Exercise brief: Please give back every entry in full, word for word, but none of the pictures.
%%
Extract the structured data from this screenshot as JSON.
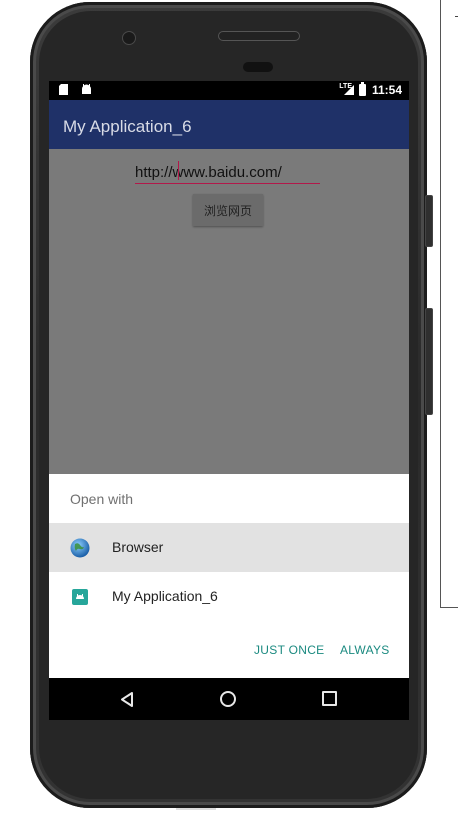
{
  "status_bar": {
    "time": "11:54",
    "network": "LTE",
    "left_icons": [
      "sd-card-icon",
      "android-notification-icon"
    ]
  },
  "app": {
    "title": "My Application_6",
    "accent_color": "#1f3168"
  },
  "form": {
    "url_value": "http://www.baidu.com/",
    "browse_button_label": "浏览网页"
  },
  "dialog": {
    "title": "Open with",
    "options": [
      {
        "label": "Browser",
        "icon": "globe-icon",
        "selected": true
      },
      {
        "label": "My Application_6",
        "icon": "android-app-icon",
        "selected": false
      }
    ],
    "just_once_label": "JUST ONCE",
    "always_label": "ALWAYS",
    "action_color": "#1b8a80"
  },
  "nav_bar": {
    "buttons": [
      "back-icon",
      "home-icon",
      "recents-icon"
    ]
  }
}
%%
Answer:
Extract the structured data from this screenshot as JSON.
{
  "status_bar": {
    "time": "11:54",
    "network": "LTE",
    "left_icons": [
      "sd-card-icon",
      "android-notification-icon"
    ]
  },
  "app": {
    "title": "My Application_6",
    "accent_color": "#1f3168"
  },
  "form": {
    "url_value": "http://www.baidu.com/",
    "browse_button_label": "浏览网页"
  },
  "dialog": {
    "title": "Open with",
    "options": [
      {
        "label": "Browser",
        "icon": "globe-icon",
        "selected": true
      },
      {
        "label": "My Application_6",
        "icon": "android-app-icon",
        "selected": false
      }
    ],
    "just_once_label": "JUST ONCE",
    "always_label": "ALWAYS",
    "action_color": "#1b8a80"
  },
  "nav_bar": {
    "buttons": [
      "back-icon",
      "home-icon",
      "recents-icon"
    ]
  }
}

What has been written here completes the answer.